How small a man is, next to a boy.

I have tried writing a start to this post several times but the words make sense only in my head. Before reading on just know that all is well, but I said I would always be honest and here is the honest truth about the week I have just had here in South Africa.

It all began last year when I got wind of a possible trafficking occurring within our project. A he said she said rumour that one of our boys Mothers had said she 'wants to sell him'. Regardless, this must be taken seriously. So began the anxious search for this young man which meant walking through Hillbrow in the pitch black of night as a white man, looking for a child that might not be there. For those of you who do not know, Hillbrow is a suburb that half the time the emergency services will not go to because of a fear of being killed. 

Hillbrow

    

Now, I do not write this to brag saying 'I'm so tough', I am saying as to help with understanding this situation. Long story short, after the Mother had said she had no idea who I was talking about when asked where her son is, we finally managed to track him down and made sure he was at school the next day. Possible false alarm or potential prevention of the trafficking itself. As you can imagine, this was a rather emotional experience for me.

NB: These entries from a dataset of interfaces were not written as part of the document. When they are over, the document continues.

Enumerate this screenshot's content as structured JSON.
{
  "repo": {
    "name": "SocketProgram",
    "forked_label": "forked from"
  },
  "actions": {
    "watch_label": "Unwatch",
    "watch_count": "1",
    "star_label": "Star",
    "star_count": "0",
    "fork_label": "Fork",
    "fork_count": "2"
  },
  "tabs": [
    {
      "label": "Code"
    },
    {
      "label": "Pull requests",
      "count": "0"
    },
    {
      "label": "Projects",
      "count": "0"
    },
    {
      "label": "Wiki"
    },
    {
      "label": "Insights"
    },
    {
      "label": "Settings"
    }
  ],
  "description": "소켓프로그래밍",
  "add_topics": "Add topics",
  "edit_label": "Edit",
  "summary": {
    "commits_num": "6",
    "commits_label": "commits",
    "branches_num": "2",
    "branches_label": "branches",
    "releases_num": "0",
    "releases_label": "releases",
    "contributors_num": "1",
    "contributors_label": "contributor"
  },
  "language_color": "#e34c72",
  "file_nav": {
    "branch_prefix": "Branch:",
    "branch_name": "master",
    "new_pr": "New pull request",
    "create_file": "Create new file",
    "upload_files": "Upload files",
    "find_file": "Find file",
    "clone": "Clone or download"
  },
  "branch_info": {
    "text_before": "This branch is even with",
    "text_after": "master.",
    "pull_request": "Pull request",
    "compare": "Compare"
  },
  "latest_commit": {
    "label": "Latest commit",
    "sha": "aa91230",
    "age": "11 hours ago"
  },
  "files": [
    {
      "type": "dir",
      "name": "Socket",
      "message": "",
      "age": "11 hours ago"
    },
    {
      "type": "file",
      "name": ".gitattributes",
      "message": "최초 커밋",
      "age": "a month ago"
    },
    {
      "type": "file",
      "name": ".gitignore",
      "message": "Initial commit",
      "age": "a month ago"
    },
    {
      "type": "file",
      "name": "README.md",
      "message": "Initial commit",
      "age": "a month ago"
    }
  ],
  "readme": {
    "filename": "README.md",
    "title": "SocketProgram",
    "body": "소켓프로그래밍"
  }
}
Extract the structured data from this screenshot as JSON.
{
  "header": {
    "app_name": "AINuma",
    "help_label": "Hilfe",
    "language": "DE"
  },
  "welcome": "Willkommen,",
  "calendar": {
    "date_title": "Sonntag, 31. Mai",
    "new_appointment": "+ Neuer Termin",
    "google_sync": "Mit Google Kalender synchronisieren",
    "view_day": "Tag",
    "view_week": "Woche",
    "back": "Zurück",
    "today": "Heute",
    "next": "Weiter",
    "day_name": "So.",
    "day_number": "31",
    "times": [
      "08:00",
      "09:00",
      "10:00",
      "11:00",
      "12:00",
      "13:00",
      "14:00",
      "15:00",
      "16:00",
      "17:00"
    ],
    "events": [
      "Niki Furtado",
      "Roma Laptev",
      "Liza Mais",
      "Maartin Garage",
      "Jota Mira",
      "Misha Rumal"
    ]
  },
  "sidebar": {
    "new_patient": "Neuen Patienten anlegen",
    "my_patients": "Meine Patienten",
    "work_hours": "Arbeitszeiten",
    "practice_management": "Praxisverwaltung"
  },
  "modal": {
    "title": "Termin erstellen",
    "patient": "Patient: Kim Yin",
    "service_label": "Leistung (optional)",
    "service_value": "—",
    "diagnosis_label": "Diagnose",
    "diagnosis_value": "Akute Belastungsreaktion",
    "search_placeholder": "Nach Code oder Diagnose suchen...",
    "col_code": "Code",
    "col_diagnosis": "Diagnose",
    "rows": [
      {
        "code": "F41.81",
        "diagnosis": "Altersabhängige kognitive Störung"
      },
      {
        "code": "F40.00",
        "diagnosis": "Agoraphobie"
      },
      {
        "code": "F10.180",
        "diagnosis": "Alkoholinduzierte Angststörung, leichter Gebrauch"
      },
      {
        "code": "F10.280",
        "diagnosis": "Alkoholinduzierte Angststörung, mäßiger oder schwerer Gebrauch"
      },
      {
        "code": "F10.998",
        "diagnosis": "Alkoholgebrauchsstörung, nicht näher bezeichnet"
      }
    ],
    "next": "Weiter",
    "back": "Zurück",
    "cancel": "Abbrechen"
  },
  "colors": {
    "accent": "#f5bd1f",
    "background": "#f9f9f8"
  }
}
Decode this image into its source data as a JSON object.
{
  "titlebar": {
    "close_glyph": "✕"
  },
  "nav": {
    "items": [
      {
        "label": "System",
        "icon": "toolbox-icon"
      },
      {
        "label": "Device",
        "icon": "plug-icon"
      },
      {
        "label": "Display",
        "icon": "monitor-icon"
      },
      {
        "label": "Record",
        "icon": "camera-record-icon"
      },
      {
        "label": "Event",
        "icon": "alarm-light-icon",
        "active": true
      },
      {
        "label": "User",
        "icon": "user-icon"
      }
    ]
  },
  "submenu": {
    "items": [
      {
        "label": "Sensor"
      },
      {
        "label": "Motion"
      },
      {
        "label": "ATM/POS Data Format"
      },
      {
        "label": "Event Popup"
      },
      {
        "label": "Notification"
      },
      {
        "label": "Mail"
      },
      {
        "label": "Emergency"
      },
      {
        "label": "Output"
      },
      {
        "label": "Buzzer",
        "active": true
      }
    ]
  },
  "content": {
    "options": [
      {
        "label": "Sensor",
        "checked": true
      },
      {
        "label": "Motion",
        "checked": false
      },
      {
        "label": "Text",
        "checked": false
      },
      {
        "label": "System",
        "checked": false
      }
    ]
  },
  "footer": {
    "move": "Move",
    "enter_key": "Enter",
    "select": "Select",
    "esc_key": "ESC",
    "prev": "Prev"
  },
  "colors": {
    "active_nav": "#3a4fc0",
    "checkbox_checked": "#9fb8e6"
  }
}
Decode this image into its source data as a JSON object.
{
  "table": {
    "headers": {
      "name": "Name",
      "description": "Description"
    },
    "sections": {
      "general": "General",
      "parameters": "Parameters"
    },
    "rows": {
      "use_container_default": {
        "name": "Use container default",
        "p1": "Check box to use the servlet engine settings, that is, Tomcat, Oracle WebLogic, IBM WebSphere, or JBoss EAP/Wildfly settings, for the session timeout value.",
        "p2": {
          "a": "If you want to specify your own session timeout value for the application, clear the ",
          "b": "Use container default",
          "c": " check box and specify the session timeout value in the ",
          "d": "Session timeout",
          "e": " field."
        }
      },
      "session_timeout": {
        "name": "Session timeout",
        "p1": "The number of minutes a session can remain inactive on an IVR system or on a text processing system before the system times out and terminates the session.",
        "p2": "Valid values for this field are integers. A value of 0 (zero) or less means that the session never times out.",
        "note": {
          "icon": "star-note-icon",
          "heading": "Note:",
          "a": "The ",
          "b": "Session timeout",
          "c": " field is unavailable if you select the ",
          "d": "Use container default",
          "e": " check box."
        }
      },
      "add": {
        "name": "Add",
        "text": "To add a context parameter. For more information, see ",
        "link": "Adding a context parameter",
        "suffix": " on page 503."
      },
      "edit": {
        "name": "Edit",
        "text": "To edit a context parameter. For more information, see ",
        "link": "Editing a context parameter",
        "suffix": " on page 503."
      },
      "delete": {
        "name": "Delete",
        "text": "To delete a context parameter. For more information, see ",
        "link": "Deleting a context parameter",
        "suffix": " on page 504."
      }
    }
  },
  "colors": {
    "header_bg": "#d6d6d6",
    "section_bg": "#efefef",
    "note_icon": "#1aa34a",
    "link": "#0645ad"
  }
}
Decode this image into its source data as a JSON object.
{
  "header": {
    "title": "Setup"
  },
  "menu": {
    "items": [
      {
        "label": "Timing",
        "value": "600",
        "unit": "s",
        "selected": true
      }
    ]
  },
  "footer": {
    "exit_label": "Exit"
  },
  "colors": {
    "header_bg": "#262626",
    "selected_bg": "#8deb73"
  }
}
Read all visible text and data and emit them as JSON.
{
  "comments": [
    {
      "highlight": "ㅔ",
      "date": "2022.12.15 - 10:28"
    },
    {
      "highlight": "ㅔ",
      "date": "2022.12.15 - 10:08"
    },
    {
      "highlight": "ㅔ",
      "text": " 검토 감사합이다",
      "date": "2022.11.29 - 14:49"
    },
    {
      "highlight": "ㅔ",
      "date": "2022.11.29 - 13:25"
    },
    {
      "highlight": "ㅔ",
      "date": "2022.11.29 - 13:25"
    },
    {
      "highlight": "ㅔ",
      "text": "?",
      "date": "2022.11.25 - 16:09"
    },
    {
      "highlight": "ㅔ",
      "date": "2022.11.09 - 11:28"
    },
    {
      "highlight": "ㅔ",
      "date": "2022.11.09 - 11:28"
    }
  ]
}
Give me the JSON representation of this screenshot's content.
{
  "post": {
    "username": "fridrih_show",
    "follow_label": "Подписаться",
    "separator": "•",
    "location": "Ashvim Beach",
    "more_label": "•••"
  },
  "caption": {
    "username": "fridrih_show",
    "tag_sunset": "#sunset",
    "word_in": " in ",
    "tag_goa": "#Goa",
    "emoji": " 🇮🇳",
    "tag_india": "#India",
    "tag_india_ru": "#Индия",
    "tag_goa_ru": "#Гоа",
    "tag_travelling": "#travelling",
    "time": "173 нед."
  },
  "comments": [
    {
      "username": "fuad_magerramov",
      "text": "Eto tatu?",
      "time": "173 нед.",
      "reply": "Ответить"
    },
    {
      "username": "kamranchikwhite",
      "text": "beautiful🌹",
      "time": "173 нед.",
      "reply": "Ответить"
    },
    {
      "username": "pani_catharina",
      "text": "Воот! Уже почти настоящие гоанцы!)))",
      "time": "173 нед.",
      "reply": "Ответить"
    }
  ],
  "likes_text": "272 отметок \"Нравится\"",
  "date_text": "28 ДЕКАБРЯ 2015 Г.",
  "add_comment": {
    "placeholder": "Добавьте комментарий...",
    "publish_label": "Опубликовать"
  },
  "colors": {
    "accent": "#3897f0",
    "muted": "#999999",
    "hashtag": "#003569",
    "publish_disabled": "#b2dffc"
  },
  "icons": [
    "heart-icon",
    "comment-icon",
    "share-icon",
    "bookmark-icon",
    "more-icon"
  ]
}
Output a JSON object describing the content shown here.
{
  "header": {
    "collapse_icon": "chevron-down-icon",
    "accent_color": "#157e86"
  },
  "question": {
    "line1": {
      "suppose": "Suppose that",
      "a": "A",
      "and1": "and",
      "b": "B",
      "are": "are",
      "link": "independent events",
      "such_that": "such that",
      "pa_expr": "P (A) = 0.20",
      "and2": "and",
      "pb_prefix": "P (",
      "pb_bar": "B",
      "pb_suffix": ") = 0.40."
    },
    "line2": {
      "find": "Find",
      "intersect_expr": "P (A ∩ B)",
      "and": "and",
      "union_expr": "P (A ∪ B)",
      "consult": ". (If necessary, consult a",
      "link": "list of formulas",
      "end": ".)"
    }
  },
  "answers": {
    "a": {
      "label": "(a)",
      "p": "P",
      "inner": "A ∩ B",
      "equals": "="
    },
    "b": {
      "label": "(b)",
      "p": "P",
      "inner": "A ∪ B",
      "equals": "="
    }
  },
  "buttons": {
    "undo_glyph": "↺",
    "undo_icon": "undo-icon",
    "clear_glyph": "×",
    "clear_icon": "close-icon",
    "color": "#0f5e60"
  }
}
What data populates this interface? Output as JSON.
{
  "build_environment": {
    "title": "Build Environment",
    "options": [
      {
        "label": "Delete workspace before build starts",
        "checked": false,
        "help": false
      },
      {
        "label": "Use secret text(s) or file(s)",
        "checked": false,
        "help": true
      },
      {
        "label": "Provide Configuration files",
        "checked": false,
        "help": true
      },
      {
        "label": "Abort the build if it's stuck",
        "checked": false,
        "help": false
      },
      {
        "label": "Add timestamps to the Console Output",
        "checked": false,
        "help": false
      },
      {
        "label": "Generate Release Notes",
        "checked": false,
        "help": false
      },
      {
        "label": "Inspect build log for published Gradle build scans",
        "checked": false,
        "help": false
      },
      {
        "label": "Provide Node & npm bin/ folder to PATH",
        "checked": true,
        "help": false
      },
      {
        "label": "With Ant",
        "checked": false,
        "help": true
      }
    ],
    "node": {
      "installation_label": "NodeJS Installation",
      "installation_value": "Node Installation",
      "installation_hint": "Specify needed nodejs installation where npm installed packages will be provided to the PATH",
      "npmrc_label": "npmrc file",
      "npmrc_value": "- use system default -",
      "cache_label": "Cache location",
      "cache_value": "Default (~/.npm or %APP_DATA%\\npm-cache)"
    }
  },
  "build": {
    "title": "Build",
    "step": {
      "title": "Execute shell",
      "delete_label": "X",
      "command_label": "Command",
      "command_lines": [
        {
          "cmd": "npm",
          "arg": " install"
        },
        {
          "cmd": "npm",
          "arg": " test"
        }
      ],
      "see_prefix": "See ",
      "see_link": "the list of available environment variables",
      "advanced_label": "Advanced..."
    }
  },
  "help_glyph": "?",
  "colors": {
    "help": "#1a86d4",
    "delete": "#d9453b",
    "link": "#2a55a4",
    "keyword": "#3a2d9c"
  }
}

Cut to this week, the young boy in question had his school bag stolen with the months money for groceries and rent in it, he was taking it from his mother to his uncle. It was taken, he was threatened and he ran away in fear. He was then beaten because he lost the money, by his family. This is how parenting operates in South Africa in many cases. In charge of damage control for this situation, it was my job to get to the bottom of this. 

I had nine students in the office all telling me different stories and I had to be stern and cold in order to get the truth and at the end of the day, this boy was trying to pin the blame on others. It broke my heart to have to tell him that the onus is on him and that it is not his fault even with said blame resting on his shoulders. Oxymoron, but you get my drift. This is the hard part of being here, is trying to relate to the situations of children that would not happen to me and have not happened to me, being an adult in a situation where the children in question have more experience than I, how unfair is that? It broke me, I knew the day was going to be tough after this. 

As I was finishing up with sorting this issue out, I got an emergency request that I meet with a social worker who wanted to meet one of the boys that I fear has Autism. 

Back story, this boy and I are close, he was the one stuck in the car with me when the police pulled me over last year and would not let me leave, he is the boy that the office and I searched for in order to get him back into our project following a disappearing act. This is a boy from a war torn country and for safety reasons I will not say where, a boy whose Mother is dead, Father is an alcoholic with two Aunties who tried and can no longer care for him as they know not how to respond to his behaviour. This is a boy with little hope, and when I met with the social worker I prayed to anyone that would listen, that he is just a troubled boy with no diagnosable outcome. Alas, after meeting with him and talking to him about how the boy will only respond to soft speech and a gentle touch, how he is traumatised from his past experiences, that he indeed has Autism. Now, having Autism does not diminish his chances at a successful and prosperous life, but with the weight of all the other things that have happened, I broke down emotionally and could not contain my sorrow. What hope can I possibly help inspire in this young man? What hope does he have now with no support? My boss called me later that evening to help me get through the negativity and we are going to work closely with a certain organisation to ensure he is safe, in a school that can cater to his needs, and he is not sent back to this home country to his alcoholic father. Regardless, it hit home quite hard. 

Funnily enough, he still smiles, still plays and laughs, hugs me and tells me stories. He remains the same, happy and carefree as a child should be. 

If that was no enough, a child then voiced his opinion that he does not have to listen to a white person and that there is no respect from him to us. Another dagger, that all the hard work trying to gain the trust and respect of the children, that the church they frequent still has power over their minds. This however, is a contained case and 1 out of 150 kids, I can live with that. Who am I to judge?

Sadly, this is not the end of it all, one of the volunteers I work closely with was kicked in the back of the head with a hard soccer ball and suffered concussion. We spent several hours in the emergency department of the hospital hoping against hope that it is only minor. She is much better now but it was a big scare, especially for her. Home by midnight to sleep and do it all again the next day. 

How small I am in the grand scheme of things.

Welcome to life with refugees and a harsh society. Oh, and a wayward Soccer Ball.